On the positive side, that means for 80% it’s not taboo. On the other hand, while it may not be taboo, it still may be a topic many are uncomfortable with sharing.
But why is that?
Just not used to it? Fear of being measured against others? Lack of confidence in understanding personal finance?
Regardless of the cause, avoiding the topic altogether isn’t healthy.
Avoiding the topic of money can lead to a feeling of financial indifference. Or worse, money becomes an “out of sight, out of mind” problem that doesn’t get addressed until it gets REALLY bad.
Talking about money with those you trust can be beneficial.
I was fortunate that in my household, money was not a topic to be avoided.
We were always encouraged to speak up if we needed help, and we were never fed delusions of the household financial status.
This no doubt impacted my openness about money and it’s something I encourage people to consider.
Through sharing your experiences with those you trust, you can gain insights into what went wrong, and right. It also opens the opportunity to hold each other accountable.
So, what can you do to become more comfortable with talking about money? Try this:
- Talk about money! I’m not saying you should blast your financial details on social media, but you don’t have to be fearful of the topic. The more we discuss money with our friends and family, the more we can provide support, share information, and help each other climb.
- Join a financial literacy community. By now, there’s countless online communities, Meetups, Facebook groups, forums, blogs, and other ways to engage with others on the topic of personal finance. You can join one and start getting comfortable with learning and sharing among others of a similar mindset.
- Embrace honesty. If your co-workers ask you to lunch but you know you are trying to stick to a budget, say that! You don’t have to lie or feel embarrassed that you want to improve your financial situation. And you never know, your honesty just might inspire others.
You should call your family and thank them for what they passed on to you about money.
Unless it totally screwed you up. In that case, hey, now you know.
No but really, while you may or may not have ever received direct lessons on money, you had a front row seat to more than you may realize.
For better or worse, you picked up a bunch.
If you haven’t done it before, this is your opportunity to scan back over your life and see how those experiences influenced you.
I hope most of it was positive, but it’s also possible your financial foundation had cracks in it.
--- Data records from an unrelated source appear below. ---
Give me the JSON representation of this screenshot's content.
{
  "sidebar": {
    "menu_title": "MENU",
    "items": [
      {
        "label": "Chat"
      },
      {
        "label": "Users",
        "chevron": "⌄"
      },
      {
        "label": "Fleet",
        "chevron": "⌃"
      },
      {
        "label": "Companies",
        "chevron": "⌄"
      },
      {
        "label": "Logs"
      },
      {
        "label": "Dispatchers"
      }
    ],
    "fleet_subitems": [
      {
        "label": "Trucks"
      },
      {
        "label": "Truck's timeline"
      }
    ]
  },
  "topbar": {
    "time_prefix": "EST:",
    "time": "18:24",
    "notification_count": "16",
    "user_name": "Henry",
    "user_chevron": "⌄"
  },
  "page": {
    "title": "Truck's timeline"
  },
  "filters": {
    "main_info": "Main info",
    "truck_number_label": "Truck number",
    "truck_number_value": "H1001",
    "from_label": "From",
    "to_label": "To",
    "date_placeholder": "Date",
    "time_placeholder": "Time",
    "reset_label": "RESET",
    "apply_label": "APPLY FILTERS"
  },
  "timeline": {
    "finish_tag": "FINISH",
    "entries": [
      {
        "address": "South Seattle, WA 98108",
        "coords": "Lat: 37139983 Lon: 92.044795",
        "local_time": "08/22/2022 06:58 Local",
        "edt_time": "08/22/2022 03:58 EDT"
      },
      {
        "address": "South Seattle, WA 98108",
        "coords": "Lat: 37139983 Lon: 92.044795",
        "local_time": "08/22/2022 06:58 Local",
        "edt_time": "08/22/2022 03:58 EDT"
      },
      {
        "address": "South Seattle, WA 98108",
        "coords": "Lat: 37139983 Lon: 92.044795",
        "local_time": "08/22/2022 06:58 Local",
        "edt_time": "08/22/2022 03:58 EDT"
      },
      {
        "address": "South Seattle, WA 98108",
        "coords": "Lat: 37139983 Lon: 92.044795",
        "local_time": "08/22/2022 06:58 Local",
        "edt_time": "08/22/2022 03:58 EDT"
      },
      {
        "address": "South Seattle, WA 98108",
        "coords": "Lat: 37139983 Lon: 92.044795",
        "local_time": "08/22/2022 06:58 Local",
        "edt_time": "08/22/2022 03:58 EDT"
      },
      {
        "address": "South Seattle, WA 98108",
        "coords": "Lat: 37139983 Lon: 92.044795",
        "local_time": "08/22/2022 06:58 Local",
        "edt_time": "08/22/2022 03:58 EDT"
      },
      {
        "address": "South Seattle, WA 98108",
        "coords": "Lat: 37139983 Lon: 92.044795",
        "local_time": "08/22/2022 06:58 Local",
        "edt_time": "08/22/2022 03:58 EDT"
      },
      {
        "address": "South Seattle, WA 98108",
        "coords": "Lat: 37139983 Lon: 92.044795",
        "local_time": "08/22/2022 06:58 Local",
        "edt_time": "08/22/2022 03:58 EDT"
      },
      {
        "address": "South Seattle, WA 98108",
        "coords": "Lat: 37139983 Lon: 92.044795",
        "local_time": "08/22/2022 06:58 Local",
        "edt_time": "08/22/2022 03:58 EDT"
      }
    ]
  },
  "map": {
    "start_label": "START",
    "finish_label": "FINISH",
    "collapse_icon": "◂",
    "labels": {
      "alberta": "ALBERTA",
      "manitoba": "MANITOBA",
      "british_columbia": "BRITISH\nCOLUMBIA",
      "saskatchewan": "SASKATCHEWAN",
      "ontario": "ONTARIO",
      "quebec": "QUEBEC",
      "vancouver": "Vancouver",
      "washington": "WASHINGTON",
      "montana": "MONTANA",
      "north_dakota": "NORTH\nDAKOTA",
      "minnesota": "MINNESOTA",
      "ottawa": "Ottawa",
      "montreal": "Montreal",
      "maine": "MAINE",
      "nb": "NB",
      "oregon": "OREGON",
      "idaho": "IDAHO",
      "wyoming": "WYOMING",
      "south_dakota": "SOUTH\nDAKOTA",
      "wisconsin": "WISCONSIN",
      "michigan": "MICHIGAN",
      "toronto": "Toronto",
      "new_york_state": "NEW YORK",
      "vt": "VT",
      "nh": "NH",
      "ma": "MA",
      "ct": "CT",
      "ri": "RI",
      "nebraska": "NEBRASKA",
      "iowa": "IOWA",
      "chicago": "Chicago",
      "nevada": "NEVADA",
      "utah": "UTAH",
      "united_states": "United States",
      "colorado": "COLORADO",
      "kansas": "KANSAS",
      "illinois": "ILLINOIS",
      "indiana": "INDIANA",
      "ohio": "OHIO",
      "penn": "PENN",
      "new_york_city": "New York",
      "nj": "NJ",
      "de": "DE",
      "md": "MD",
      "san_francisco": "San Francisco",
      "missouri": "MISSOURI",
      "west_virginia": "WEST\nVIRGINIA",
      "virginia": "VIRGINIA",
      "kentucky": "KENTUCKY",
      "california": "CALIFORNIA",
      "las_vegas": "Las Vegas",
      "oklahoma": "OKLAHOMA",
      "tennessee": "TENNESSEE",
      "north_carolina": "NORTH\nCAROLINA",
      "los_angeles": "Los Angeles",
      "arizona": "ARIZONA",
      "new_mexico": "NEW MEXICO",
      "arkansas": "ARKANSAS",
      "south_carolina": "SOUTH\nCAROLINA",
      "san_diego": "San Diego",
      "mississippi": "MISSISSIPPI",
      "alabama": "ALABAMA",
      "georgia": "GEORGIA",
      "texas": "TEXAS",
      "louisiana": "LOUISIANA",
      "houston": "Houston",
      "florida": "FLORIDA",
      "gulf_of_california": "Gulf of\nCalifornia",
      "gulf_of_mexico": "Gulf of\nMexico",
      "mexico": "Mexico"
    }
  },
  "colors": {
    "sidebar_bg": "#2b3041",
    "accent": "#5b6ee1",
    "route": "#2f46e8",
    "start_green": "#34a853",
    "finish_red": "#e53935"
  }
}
Either way, you can’t change the past but you can make the most of this opportunity to give it all new meaning.
Keep reflecting, learn from your experiences, and keep growing.